BEGIN Given records
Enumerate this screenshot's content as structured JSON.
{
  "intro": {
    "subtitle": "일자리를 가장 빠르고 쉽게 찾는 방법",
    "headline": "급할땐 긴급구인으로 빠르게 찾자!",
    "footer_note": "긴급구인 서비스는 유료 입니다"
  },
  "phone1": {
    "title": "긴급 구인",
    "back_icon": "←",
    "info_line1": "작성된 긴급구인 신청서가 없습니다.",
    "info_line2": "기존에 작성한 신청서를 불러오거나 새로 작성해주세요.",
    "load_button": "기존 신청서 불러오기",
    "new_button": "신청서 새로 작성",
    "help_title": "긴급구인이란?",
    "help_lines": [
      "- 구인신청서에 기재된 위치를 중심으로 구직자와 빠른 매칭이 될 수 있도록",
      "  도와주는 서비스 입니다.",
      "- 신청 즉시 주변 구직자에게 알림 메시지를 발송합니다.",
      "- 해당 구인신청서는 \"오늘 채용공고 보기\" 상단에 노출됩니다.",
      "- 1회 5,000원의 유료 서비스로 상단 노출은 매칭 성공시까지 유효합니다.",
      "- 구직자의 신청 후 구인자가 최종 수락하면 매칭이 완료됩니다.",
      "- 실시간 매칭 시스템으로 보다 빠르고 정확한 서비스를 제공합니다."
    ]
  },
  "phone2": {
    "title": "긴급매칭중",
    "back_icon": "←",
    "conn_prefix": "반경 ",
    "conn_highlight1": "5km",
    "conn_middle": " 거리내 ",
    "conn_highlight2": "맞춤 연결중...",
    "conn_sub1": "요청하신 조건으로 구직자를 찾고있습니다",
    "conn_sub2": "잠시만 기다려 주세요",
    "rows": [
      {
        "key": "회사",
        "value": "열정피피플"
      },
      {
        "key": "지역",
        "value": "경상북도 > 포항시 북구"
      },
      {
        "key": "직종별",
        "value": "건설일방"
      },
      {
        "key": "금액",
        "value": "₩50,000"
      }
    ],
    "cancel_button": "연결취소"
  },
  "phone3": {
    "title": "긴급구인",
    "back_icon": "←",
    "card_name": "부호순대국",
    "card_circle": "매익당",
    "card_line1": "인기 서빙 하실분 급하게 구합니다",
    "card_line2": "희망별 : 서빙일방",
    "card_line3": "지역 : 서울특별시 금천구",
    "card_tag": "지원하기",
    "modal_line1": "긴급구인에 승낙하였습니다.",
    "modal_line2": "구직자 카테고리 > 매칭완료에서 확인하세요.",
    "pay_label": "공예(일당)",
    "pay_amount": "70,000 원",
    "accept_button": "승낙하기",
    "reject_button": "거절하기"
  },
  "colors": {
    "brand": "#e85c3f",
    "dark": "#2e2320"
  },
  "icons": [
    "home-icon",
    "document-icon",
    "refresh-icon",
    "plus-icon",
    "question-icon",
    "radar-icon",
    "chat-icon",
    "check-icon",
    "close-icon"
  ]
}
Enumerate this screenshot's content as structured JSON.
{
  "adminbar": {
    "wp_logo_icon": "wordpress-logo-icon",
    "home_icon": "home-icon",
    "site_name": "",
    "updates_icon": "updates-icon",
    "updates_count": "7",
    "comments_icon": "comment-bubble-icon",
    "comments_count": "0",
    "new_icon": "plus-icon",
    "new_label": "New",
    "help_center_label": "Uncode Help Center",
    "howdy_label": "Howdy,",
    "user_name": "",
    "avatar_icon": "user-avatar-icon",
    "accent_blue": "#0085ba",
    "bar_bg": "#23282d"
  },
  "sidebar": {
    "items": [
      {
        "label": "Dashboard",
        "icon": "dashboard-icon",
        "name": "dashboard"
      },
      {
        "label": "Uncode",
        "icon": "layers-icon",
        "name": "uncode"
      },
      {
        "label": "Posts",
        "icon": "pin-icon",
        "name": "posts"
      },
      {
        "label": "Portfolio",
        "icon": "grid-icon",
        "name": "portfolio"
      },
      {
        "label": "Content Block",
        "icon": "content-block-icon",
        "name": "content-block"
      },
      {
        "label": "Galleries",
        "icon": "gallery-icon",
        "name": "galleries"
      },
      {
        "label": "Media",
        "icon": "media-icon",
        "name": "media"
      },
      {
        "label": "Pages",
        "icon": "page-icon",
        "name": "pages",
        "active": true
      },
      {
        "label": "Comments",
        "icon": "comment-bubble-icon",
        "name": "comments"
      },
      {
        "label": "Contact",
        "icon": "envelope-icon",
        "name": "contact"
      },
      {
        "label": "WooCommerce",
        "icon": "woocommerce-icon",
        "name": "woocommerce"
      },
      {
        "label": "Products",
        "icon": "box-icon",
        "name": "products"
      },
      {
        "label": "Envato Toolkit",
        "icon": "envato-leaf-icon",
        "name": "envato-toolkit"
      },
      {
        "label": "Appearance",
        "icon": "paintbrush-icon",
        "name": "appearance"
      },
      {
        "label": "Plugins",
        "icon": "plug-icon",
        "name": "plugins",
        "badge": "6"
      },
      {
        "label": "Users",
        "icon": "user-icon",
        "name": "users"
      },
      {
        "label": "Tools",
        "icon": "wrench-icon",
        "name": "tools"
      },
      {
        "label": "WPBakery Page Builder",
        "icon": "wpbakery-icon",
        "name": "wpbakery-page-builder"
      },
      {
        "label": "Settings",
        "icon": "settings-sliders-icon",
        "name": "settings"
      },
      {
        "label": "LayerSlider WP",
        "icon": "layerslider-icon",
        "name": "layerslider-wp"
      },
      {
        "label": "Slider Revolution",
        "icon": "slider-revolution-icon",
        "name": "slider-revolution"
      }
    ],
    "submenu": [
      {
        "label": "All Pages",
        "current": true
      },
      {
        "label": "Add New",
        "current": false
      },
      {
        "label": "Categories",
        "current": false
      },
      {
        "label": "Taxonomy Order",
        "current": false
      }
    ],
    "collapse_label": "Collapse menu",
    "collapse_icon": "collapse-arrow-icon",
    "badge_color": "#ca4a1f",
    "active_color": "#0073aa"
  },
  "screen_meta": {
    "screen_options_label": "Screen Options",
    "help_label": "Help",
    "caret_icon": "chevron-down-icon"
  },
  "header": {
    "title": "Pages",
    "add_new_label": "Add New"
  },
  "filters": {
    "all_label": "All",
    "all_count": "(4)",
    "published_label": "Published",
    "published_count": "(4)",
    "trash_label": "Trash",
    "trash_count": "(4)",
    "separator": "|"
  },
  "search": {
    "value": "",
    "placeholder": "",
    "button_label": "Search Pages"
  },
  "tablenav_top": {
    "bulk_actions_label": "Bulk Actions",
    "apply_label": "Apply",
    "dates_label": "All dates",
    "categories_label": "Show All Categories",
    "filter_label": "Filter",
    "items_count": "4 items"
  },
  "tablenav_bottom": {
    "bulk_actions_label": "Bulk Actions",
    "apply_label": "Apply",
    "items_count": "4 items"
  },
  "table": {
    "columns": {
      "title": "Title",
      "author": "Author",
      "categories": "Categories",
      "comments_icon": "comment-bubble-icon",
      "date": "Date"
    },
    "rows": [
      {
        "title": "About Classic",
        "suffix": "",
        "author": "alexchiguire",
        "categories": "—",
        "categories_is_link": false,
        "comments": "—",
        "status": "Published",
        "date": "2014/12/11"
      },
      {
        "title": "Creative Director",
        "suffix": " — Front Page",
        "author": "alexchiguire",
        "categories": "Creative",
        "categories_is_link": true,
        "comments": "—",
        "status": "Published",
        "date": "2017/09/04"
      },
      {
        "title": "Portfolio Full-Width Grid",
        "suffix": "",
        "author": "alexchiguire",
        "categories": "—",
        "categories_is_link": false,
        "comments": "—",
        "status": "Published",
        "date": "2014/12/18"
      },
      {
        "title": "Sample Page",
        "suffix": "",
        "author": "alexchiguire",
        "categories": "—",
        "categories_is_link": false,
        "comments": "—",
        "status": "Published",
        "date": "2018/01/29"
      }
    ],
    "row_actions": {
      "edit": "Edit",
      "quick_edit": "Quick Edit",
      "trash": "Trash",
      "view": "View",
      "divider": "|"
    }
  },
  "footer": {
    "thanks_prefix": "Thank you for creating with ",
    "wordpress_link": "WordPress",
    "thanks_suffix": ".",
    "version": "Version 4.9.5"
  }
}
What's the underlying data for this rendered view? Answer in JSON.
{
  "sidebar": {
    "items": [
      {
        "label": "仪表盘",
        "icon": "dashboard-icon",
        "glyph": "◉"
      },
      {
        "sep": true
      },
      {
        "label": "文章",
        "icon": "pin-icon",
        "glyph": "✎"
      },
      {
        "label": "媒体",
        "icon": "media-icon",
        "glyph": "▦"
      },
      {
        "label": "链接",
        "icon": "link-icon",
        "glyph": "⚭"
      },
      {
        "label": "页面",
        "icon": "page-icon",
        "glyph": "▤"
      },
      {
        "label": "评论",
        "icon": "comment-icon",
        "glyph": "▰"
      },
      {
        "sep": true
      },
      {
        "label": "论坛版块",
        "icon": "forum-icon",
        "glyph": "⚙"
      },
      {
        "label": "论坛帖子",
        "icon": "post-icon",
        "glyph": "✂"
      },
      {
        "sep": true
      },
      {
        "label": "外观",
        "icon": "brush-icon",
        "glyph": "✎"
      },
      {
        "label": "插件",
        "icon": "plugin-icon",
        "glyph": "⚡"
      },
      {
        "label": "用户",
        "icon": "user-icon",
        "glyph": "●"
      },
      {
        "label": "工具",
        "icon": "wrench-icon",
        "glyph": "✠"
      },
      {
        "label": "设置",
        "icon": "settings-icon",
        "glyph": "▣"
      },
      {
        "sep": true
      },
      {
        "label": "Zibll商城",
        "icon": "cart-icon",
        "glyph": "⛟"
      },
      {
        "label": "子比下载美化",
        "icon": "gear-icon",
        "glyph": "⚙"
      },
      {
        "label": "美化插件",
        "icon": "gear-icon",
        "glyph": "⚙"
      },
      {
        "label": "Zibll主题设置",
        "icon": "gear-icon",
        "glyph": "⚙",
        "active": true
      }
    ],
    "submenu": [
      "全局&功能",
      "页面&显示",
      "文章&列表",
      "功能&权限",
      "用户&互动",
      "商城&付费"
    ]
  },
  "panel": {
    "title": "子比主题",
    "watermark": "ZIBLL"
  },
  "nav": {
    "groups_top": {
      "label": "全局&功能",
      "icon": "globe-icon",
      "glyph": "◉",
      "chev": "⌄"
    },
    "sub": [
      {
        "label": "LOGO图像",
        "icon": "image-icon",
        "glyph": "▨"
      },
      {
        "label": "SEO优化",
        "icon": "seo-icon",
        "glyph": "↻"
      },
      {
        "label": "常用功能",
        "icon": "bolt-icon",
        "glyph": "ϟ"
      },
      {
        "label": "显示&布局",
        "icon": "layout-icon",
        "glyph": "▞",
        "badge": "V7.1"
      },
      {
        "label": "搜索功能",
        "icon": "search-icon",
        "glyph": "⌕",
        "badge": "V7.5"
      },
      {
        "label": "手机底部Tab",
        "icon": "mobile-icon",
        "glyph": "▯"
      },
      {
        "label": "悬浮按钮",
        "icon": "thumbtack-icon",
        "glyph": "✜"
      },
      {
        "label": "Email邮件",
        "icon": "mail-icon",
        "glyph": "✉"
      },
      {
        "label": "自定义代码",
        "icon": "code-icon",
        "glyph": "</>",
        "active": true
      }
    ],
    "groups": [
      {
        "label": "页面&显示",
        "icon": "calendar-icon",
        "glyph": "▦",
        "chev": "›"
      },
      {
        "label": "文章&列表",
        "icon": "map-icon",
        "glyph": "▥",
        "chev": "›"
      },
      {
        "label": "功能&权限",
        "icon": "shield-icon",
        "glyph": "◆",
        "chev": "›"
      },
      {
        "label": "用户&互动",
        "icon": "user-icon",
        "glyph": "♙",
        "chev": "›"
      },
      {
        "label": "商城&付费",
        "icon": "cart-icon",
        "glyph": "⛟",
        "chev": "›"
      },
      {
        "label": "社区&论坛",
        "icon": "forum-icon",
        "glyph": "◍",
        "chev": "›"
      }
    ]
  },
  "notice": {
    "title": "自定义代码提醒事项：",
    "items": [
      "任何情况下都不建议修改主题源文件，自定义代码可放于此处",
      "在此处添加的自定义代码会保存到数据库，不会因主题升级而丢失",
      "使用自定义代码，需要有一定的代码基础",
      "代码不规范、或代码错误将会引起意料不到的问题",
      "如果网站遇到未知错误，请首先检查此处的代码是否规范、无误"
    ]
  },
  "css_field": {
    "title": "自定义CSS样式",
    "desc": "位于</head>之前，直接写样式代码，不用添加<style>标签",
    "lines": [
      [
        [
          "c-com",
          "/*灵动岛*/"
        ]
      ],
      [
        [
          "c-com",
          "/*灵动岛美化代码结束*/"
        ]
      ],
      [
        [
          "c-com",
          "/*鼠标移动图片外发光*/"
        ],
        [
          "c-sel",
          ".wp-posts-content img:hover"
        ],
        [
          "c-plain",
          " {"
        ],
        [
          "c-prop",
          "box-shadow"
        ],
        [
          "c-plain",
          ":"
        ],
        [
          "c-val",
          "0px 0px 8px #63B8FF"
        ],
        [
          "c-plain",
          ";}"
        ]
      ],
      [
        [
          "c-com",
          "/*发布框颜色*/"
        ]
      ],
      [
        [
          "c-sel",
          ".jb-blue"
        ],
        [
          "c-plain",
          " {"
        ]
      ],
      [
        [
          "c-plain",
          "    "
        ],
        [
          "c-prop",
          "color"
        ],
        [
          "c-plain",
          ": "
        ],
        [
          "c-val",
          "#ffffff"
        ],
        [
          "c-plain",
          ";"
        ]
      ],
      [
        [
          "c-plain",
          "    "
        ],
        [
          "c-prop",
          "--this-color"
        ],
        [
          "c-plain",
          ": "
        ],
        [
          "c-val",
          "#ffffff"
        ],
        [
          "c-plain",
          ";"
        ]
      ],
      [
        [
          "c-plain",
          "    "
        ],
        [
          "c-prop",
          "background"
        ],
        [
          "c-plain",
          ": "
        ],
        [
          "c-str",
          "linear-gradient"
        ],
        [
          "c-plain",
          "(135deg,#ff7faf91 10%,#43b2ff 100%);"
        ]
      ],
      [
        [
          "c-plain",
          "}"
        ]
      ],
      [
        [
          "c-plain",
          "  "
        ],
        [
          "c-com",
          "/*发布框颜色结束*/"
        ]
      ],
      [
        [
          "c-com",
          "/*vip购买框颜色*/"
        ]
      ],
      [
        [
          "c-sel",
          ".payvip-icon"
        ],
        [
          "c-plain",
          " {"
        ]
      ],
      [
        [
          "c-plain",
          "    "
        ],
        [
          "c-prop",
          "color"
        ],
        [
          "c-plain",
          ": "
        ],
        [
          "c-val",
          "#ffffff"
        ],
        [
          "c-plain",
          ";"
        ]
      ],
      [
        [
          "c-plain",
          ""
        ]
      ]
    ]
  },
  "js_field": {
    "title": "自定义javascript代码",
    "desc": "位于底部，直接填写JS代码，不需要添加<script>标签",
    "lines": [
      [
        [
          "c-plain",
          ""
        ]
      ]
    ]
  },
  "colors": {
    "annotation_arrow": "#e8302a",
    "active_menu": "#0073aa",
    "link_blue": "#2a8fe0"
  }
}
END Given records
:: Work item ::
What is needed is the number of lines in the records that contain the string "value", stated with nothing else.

:: Task output ::
5